◆ WHAT TO WORK ON ◆
Which of the lines in the data mention the string "title"? List them all.

Dataset rows describing interfaces:
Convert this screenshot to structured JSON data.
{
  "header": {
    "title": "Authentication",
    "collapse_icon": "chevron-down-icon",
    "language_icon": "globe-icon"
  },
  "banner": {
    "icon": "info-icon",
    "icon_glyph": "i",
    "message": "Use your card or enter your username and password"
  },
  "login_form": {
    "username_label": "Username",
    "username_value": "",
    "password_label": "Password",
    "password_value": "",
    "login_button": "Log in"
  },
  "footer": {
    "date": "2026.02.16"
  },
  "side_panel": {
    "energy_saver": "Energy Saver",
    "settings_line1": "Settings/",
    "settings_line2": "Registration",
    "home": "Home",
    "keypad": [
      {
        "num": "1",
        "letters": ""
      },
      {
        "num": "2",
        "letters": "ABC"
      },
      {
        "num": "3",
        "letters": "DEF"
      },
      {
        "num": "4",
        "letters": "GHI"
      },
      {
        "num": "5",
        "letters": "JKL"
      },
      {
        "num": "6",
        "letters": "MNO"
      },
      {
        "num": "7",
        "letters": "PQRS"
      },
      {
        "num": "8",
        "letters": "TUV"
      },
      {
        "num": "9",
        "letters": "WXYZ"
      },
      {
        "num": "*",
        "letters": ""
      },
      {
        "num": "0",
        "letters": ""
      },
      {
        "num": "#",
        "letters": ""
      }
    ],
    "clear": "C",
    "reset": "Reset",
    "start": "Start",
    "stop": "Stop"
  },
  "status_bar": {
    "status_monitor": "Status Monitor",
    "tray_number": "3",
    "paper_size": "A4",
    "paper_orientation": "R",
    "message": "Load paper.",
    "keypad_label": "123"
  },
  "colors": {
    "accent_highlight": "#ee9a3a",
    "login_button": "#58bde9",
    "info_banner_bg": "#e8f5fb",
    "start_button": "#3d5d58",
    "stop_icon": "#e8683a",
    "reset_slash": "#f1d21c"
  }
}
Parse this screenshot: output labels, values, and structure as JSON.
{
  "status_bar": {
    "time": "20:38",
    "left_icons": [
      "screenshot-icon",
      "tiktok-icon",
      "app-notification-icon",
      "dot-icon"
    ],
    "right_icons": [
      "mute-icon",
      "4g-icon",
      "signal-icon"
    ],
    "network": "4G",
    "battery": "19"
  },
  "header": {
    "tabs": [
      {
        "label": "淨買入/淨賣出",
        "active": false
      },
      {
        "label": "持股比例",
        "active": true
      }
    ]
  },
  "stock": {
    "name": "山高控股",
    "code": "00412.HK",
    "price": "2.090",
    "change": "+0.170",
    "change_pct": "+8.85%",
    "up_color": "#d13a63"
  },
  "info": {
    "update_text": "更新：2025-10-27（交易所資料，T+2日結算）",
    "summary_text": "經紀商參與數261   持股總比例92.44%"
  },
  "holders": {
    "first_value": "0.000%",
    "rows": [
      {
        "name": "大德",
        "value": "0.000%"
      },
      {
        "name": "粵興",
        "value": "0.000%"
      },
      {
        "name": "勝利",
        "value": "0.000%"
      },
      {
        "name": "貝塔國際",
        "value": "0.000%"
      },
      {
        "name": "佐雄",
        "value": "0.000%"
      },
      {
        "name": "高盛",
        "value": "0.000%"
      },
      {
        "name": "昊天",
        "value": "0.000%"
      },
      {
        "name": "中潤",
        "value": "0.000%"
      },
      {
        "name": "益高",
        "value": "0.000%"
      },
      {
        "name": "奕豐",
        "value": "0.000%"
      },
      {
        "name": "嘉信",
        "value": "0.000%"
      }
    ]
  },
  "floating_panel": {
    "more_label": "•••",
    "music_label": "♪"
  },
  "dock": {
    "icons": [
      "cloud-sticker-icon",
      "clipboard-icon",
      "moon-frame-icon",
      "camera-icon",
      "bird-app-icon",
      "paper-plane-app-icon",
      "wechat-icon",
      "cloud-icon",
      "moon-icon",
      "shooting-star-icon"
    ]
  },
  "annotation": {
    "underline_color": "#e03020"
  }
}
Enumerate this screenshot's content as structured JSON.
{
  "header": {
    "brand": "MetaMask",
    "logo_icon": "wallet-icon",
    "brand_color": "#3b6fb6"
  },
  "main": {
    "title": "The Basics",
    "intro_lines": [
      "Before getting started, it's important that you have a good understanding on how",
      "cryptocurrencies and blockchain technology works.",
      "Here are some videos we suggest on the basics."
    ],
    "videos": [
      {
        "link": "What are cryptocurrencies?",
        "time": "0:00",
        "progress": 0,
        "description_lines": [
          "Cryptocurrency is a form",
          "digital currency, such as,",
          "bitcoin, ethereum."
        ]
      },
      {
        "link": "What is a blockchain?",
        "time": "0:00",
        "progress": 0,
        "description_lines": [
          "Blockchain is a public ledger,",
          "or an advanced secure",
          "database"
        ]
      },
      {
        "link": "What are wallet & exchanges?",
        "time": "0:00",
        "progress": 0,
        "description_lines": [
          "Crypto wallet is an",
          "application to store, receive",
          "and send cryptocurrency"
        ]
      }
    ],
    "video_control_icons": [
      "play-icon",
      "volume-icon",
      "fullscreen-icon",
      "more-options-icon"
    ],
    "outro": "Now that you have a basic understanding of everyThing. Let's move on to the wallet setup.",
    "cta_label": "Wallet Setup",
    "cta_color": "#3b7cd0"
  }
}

◆ RESPONSE FOR THIS EXERCISE ◆
    "title": "Authentication",
    "title": "The Basics",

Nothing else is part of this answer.